*Task prompt*
Identify and copy all lines of the material where the string "this" is found.

★ ★ ★ ★

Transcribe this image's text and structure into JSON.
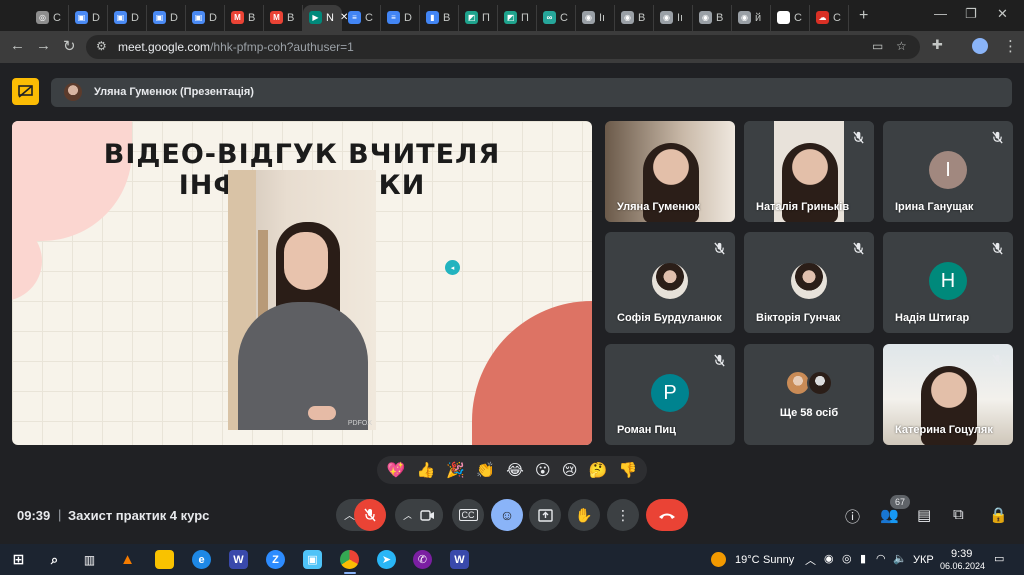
{
  "browser": {
    "tabs": [
      {
        "title": "C",
        "color": "#8e8e8e",
        "glyph": "◎"
      },
      {
        "title": "D",
        "color": "#4a8af4",
        "glyph": "▣"
      },
      {
        "title": "D",
        "color": "#4a8af4",
        "glyph": "▣"
      },
      {
        "title": "D",
        "color": "#4a8af4",
        "glyph": "▣"
      },
      {
        "title": "D",
        "color": "#4a8af4",
        "glyph": "▣"
      },
      {
        "title": "B",
        "color": "#ea4335",
        "glyph": "M"
      },
      {
        "title": "B",
        "color": "#ea4335",
        "glyph": "M"
      },
      {
        "title": "N",
        "color": "#00897b",
        "glyph": "▶",
        "active": true
      },
      {
        "title": "C",
        "color": "#4285f4",
        "glyph": "≡"
      },
      {
        "title": "D",
        "color": "#4285f4",
        "glyph": "≡"
      },
      {
        "title": "B",
        "color": "#4285f4",
        "glyph": "▮"
      },
      {
        "title": "П",
        "color": "#1fa38d",
        "glyph": "◩"
      },
      {
        "title": "П",
        "color": "#1fa38d",
        "glyph": "◩"
      },
      {
        "title": "C",
        "color": "#26a69a",
        "glyph": "∞"
      },
      {
        "title": "Iı",
        "color": "#9aa0a6",
        "glyph": "◉"
      },
      {
        "title": "B",
        "color": "#9aa0a6",
        "glyph": "◉"
      },
      {
        "title": "Iı",
        "color": "#9aa0a6",
        "glyph": "◉"
      },
      {
        "title": "B",
        "color": "#9aa0a6",
        "glyph": "◉"
      },
      {
        "title": "й",
        "color": "#9aa0a6",
        "glyph": "◉"
      },
      {
        "title": "C",
        "color": "#ffffff",
        "glyph": "∞"
      },
      {
        "title": "C",
        "color": "#d93025",
        "glyph": "☁"
      }
    ],
    "new_tab": "+",
    "url_host": "meet.google.com",
    "url_path": "/hhk-pfmp-coh?authuser=1"
  },
  "meet": {
    "presenter_label": "Уляна Гуменюк (Презентація)",
    "slide_title": "ВІДЕО-ВІДГУК ВЧИТЕЛЯ ІНФОРМАТИКИ",
    "video_watermark": "PDFOX",
    "participants": [
      {
        "name": "Уляна Гуменюк",
        "type": "camera",
        "muted": false
      },
      {
        "name": "Наталія Гриньків",
        "type": "camera",
        "muted": true
      },
      {
        "name": "Ірина Ганущак",
        "type": "letter",
        "letter": "I",
        "color": "#a1887f",
        "muted": true
      },
      {
        "name": "Софія Бурдуланюк",
        "type": "photo",
        "muted": true
      },
      {
        "name": "Вікторія Гунчак",
        "type": "photo",
        "muted": true
      },
      {
        "name": "Надія Штигар",
        "type": "letter",
        "letter": "H",
        "color": "#00897b",
        "muted": true
      },
      {
        "name": "Роман Пиц",
        "type": "letter",
        "letter": "P",
        "color": "#00838f",
        "muted": true
      },
      {
        "name": "",
        "type": "more",
        "label": "Ще 58 осіб",
        "muted": false
      },
      {
        "name": "Катерина Гоцуляк",
        "type": "camera",
        "muted": true
      }
    ],
    "reactions": [
      "💖",
      "👍",
      "🎉",
      "👏",
      "😂",
      "😮",
      "😢",
      "🤔",
      "👎"
    ],
    "time": "09:39",
    "separator": "|",
    "meeting_name": "Захист практик 4 курс",
    "people_count": "67"
  },
  "taskbar": {
    "weather_temp": "19°C",
    "weather_text": "Sunny",
    "language": "УКР",
    "clock_time": "9:39",
    "clock_date": "06.06.2024"
  },
  "colors": {
    "accent_red": "#ea4335",
    "accent_blue": "#8ab4f8",
    "presenting_yellow": "#fbbc04"
  }
}
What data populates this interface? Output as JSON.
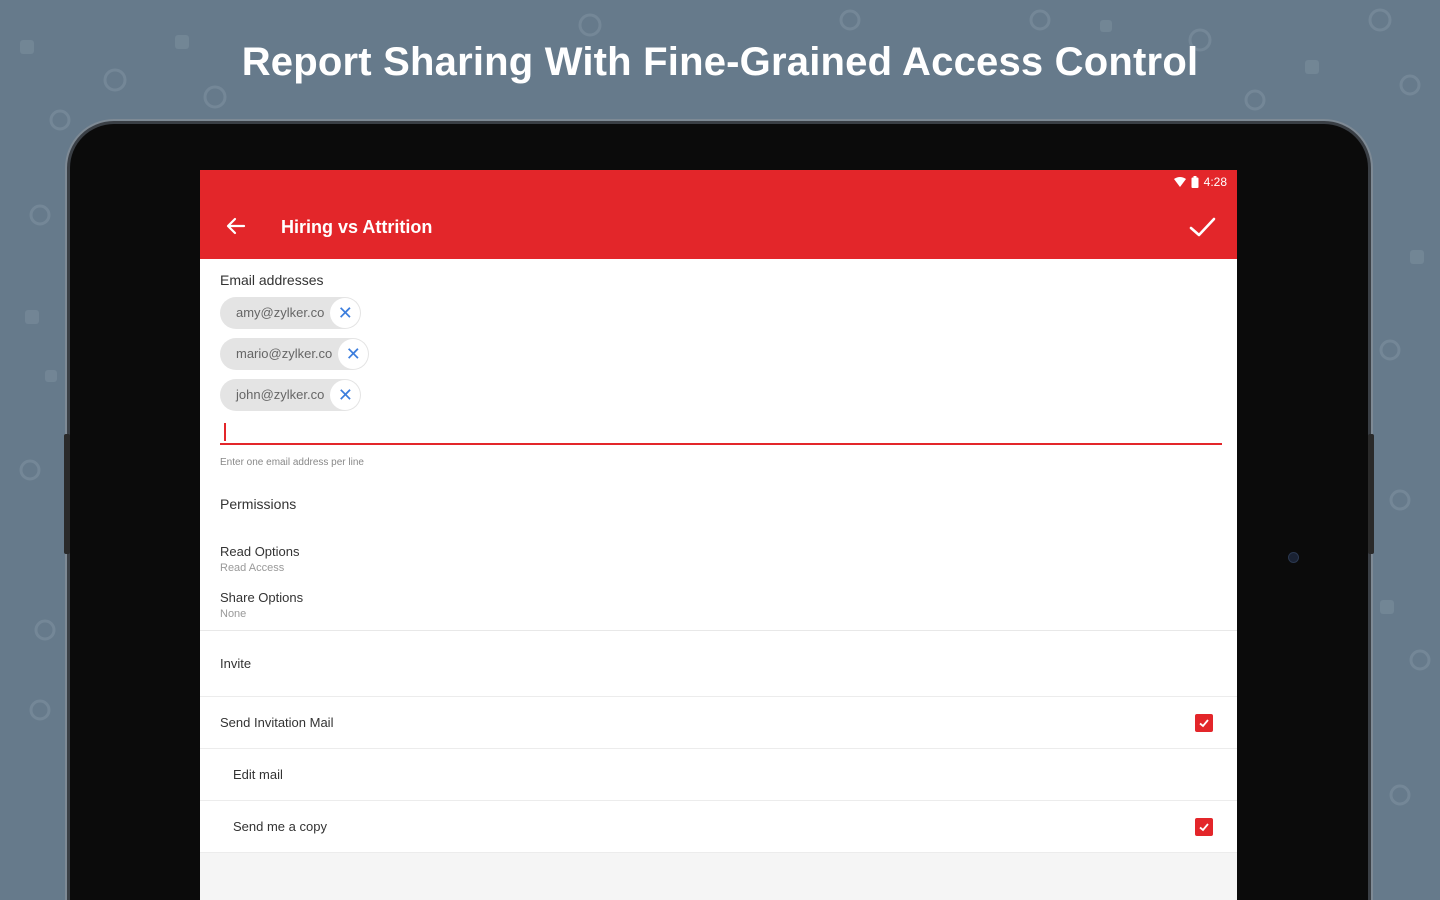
{
  "headline": "Report Sharing With Fine-Grained Access Control",
  "status_bar": {
    "time": "4:28"
  },
  "app_bar": {
    "title": "Hiring vs Attrition"
  },
  "email_section": {
    "label": "Email addresses",
    "chips": [
      "amy@zylker.co",
      "mario@zylker.co",
      "john@zylker.co"
    ],
    "input_value": "",
    "hint": "Enter one email address per line"
  },
  "permissions": {
    "label": "Permissions",
    "options": [
      {
        "title": "Read Options",
        "value": "Read Access"
      },
      {
        "title": "Share Options",
        "value": "None"
      }
    ]
  },
  "invite": {
    "label": "Invite",
    "send_invitation": {
      "label": "Send Invitation Mail",
      "checked": true
    },
    "edit_mail": {
      "label": "Edit mail"
    },
    "send_copy": {
      "label": "Send me a copy",
      "checked": true
    }
  },
  "colors": {
    "accent": "#e3262a",
    "background": "#667a8b",
    "chip_x": "#3b7ddd"
  }
}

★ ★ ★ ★

*Expected output*
Transcribe this image's text and structure into JSON.
What data populates this interface? Output as JSON.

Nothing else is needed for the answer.